I took home ec in the 1970s. I already knew how to sew, and loved it, so the thought of spending an hour of school time at a sewing machine was irresistible! Not that it was perfect – one of my teachers was absolutely mean, and I spent a great deal of my time helping the other girls because said teacher had not a clue about sewing.
The way we were taught to sew in the 70s was that you had to pick a pattern from a pre-approved list of simple dresses, buy the fabric and then we worked together, first with cutting the fabric, and then into the making of the dress. The problem with this approach was that most of the students bumbled through the process, trying to follow the written directions as best they could. No two people were ever doing the same thing, which was fine if you knew what you were doing, but frustrating if this was your first time at a sewing machine.
Finding this student-made book from the 1930s was a revelation! The girls learned the skills needed to make a garment before tackling the first project. Have you ever wondered why the sewing directions in a 1920s or 1930s pattern are so sketchy? Well, it is because the directions did not explain how to make a placket (or a French seam, or a ruffled edge); the pattern company assumed you already knew how to make it.
In the 1970s, I was never taught how to make a placket or a French seam, or a ruffle. I was taught only what my simple pattern required.
A small taste of what Loretta Wiese of Berlin, Wisconsin learned in 1933-34 at Princeton High School:
Collar and facing for blouse or middy
Buttonholes (needs to practice!)
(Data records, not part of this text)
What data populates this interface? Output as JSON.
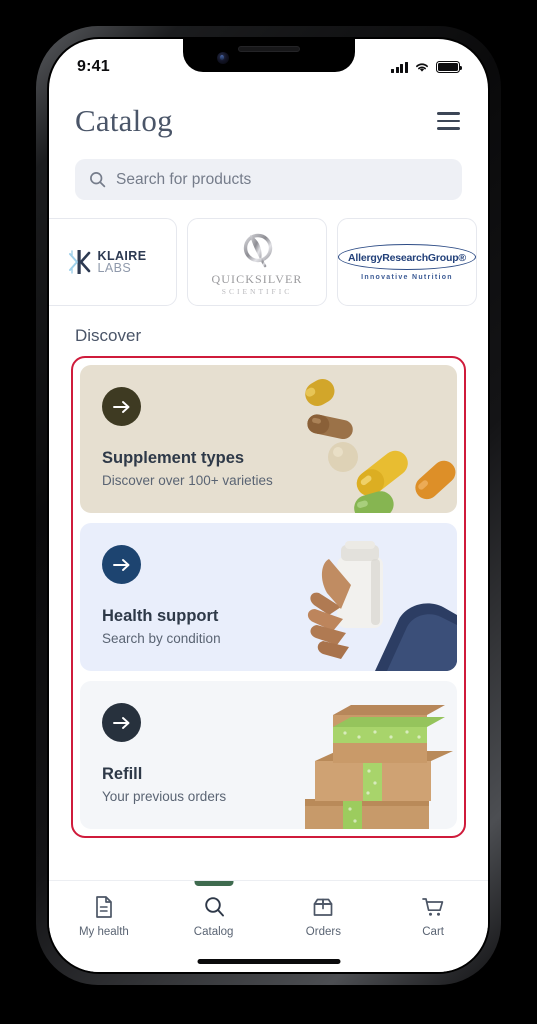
{
  "status_bar": {
    "time": "9:41",
    "cellular_icon": "signal-bars-icon",
    "wifi_icon": "wifi-icon",
    "battery_icon": "battery-full-icon"
  },
  "header": {
    "title": "Catalog",
    "menu_icon": "hamburger-menu-icon"
  },
  "search": {
    "placeholder": "Search for products",
    "value": "",
    "icon": "search-icon"
  },
  "brands": [
    {
      "id": "klaire-labs",
      "line1": "KLAIRE",
      "line2": "LABS",
      "mark": "klaire-snowflake-k-logo"
    },
    {
      "id": "quicksilver-scientific",
      "line1": "QUICKSILVER",
      "line2": "SCIENTIFIC",
      "mark": "quicksilver-quill-q-logo"
    },
    {
      "id": "allergy-research-group",
      "line1": "AllergyResearchGroup®",
      "line2": "Innovative Nutrition",
      "mark": "allergy-research-group-oval-logo"
    }
  ],
  "discover": {
    "section_title": "Discover",
    "highlight_color": "#cf1b3b",
    "cards": [
      {
        "id": "supplement-types",
        "title": "Supplement types",
        "subtitle": "Discover over 100+ varieties",
        "bg_color": "#e6dfd0",
        "arrow_color": "#3e3a22",
        "art": "falling-supplement-pills-image"
      },
      {
        "id": "health-support",
        "title": "Health support",
        "subtitle": "Search by condition",
        "bg_color": "#e9eefb",
        "arrow_color": "#1d4470",
        "art": "hand-holding-supplement-bottle-image"
      },
      {
        "id": "refill",
        "title": "Refill",
        "subtitle": "Your previous orders",
        "bg_color": "#f4f6f9",
        "arrow_color": "#27313d",
        "art": "stacked-shipping-boxes-image"
      }
    ]
  },
  "bottom_nav": {
    "active_id": "catalog",
    "indicator_color": "#3f6b4f",
    "items": [
      {
        "id": "my-health",
        "label": "My health",
        "icon": "document-icon"
      },
      {
        "id": "catalog",
        "label": "Catalog",
        "icon": "search-icon"
      },
      {
        "id": "orders",
        "label": "Orders",
        "icon": "open-box-icon"
      },
      {
        "id": "cart",
        "label": "Cart",
        "icon": "shopping-cart-icon"
      }
    ]
  }
}
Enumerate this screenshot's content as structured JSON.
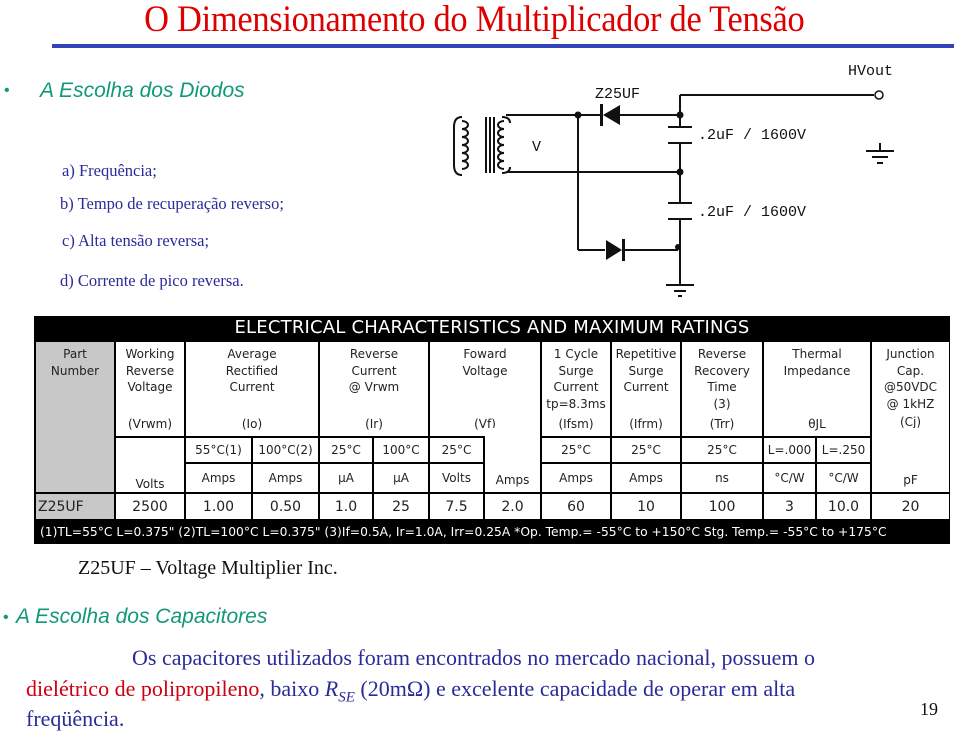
{
  "slide": {
    "title": "O Dimensionamento do Multiplicador de Tensão",
    "page_number": "19"
  },
  "section_diodes": {
    "bullet": "•",
    "heading": "A Escolha dos Diodos",
    "criteria": [
      "a) Frequência;",
      "b) Tempo de recuperação reverso;",
      "c) Alta tensão reversa;",
      "d) Corrente de pico reversa."
    ]
  },
  "schematic": {
    "diode_label": "Z25UF",
    "transformer_label": "V",
    "output_label": "HVout",
    "capacitor_labels": [
      ".2uF / 1600V",
      ".2uF / 1600V"
    ]
  },
  "datasheet": {
    "title": "ELECTRICAL CHARACTERISTICS AND MAXIMUM RATINGS",
    "headers": [
      {
        "lines": [
          "Part",
          "Number"
        ],
        "symbol": ""
      },
      {
        "lines": [
          "Working",
          "Reverse",
          "Voltage"
        ],
        "symbol": "(Vrwm)"
      },
      {
        "lines": [
          "Average",
          "Rectified",
          "Current"
        ],
        "symbol": "(Io)"
      },
      {
        "lines": [
          "Reverse",
          "Current",
          "@ Vrwm"
        ],
        "symbol": "(Ir)"
      },
      {
        "lines": [
          "Foward",
          "Voltage"
        ],
        "symbol": "(Vf)"
      },
      {
        "lines": [
          "1 Cycle",
          "Surge",
          "Current",
          "tp=8.3ms"
        ],
        "symbol": "(Ifsm)"
      },
      {
        "lines": [
          "Repetitive",
          "Surge",
          "Current"
        ],
        "symbol": "(Ifrm)"
      },
      {
        "lines": [
          "Reverse",
          "Recovery",
          "Time",
          "(3)"
        ],
        "symbol": "(Trr)"
      },
      {
        "lines": [
          "Thermal",
          "Impedance"
        ],
        "symbol": "θJL"
      },
      {
        "lines": [
          "Junction",
          "Cap.",
          "@50VDC",
          "@ 1kHZ"
        ],
        "symbol": "(Cj)"
      }
    ],
    "conditions": [
      "",
      "",
      "55°C(1)",
      "100°C(2)",
      "25°C",
      "100°C",
      "25°C",
      "",
      "25°C",
      "25°C",
      "25°C",
      "L=.000",
      "L=.250",
      ""
    ],
    "units": [
      "",
      "Volts",
      "Amps",
      "Amps",
      "µA",
      "µA",
      "Volts",
      "Amps",
      "Amps",
      "Amps",
      "ns",
      "°C/W",
      "°C/W",
      "pF"
    ],
    "rows": [
      [
        "Z25UF",
        "2500",
        "1.00",
        "0.50",
        "1.0",
        "25",
        "7.5",
        "2.0",
        "60",
        "10",
        "100",
        "3",
        "10.0",
        "20"
      ]
    ],
    "footnote": "(1)TL=55°C L=0.375\"  (2)TL=100°C L=0.375\"  (3)If=0.5A, Ir=1.0A, Irr=0.25A   *Op. Temp.= -55°C to +150°C   Stg. Temp.= -55°C to +175°C"
  },
  "caption": "Z25UF – Voltage Multiplier Inc.",
  "section_capacitors": {
    "bullet": "•",
    "heading": "A Escolha dos Capacitores",
    "para_line1": "Os capacitores utilizados foram encontrados no mercado nacional,  possuem o",
    "para_line2_red": "dielétrico de polipropileno",
    "para_line2_a": ", baixo ",
    "para_line2_R": "R",
    "para_line2_sub": "SE",
    "para_line2_b": " (20mΩ) e excelente capacidade de operar em alta",
    "para_line3": "freqüência."
  }
}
And because this is 1933, mending a hole
Principles of Design and Color
Anyone beside me completely envious of that penmanship?